When the tail fin of a seemingly fine aircraft rips away on a clear morning, as it did in the Nov. 12 crash of American Airlines Flight 587, you'd think blame might lie with how the plane was built. New evidence, however, suggests a problem may also have been in how it was flown. According to a blunt 1997 letter obtained by TIME, safety officers from Boeing and Airbus, the plane's builders, had warned American that its pilot training relied too much on the rudder to recover in turbulent situations, which can "lead to structural loads that exceed the design strength of the [tail] fin."

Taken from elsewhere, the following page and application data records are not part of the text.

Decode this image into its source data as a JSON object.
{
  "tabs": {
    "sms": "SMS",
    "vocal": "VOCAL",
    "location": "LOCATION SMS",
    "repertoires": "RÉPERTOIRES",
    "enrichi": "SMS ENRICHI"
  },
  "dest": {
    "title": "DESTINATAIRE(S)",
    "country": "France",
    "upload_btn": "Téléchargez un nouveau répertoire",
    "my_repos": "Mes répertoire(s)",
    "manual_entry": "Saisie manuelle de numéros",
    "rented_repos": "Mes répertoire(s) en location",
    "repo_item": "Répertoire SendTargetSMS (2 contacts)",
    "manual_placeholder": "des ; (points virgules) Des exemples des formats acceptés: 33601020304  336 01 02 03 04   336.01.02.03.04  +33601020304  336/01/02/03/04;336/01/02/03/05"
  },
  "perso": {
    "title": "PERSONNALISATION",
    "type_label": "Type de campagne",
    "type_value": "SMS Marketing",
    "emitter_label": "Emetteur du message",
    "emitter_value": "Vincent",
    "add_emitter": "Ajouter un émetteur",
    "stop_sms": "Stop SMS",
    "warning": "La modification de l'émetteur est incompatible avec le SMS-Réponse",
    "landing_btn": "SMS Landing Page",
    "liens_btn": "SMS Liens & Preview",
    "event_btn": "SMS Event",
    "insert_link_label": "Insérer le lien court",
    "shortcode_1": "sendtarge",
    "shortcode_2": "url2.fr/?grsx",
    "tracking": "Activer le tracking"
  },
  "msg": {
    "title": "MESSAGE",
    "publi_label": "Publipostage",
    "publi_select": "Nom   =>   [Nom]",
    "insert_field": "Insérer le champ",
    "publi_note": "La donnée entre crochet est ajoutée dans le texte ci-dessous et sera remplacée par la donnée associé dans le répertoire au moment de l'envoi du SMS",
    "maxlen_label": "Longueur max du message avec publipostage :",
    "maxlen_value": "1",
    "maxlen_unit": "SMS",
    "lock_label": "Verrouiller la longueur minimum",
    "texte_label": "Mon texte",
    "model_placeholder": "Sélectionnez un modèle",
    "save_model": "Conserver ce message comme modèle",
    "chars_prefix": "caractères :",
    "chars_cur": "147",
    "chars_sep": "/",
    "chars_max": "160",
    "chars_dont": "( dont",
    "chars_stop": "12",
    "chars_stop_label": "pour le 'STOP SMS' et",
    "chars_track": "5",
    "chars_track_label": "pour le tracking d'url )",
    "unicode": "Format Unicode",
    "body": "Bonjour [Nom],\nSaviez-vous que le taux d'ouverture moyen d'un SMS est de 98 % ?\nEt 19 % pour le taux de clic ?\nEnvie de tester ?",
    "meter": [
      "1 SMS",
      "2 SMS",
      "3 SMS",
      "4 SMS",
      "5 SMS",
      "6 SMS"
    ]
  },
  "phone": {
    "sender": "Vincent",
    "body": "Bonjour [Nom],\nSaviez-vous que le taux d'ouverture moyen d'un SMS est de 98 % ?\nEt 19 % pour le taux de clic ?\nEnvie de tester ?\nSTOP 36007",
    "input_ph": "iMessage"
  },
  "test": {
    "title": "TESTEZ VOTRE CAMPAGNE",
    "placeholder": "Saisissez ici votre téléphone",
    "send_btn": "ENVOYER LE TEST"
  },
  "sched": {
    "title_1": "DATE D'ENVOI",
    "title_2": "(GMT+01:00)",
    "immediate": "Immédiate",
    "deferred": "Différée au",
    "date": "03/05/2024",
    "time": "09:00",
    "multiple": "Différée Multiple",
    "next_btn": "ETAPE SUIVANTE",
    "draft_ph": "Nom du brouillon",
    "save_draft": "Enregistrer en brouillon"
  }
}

John Hotard, a spokesman for American, says the carrier reworked its pilot-training program in 1999 to de-emphasize use of the rudder and that both pilots on Flight 587 would have received the updated training. Meanwhile, the National Transportation Safety Board continues to investigate all possible causes of the crash. The NTSB has asked NASA to help it analyze the tail fin, which was made of composite materials, in its effort to determine whether some structural flaw in the plane was responsible for the still mystifying crash.
--By Sally B. Donnelly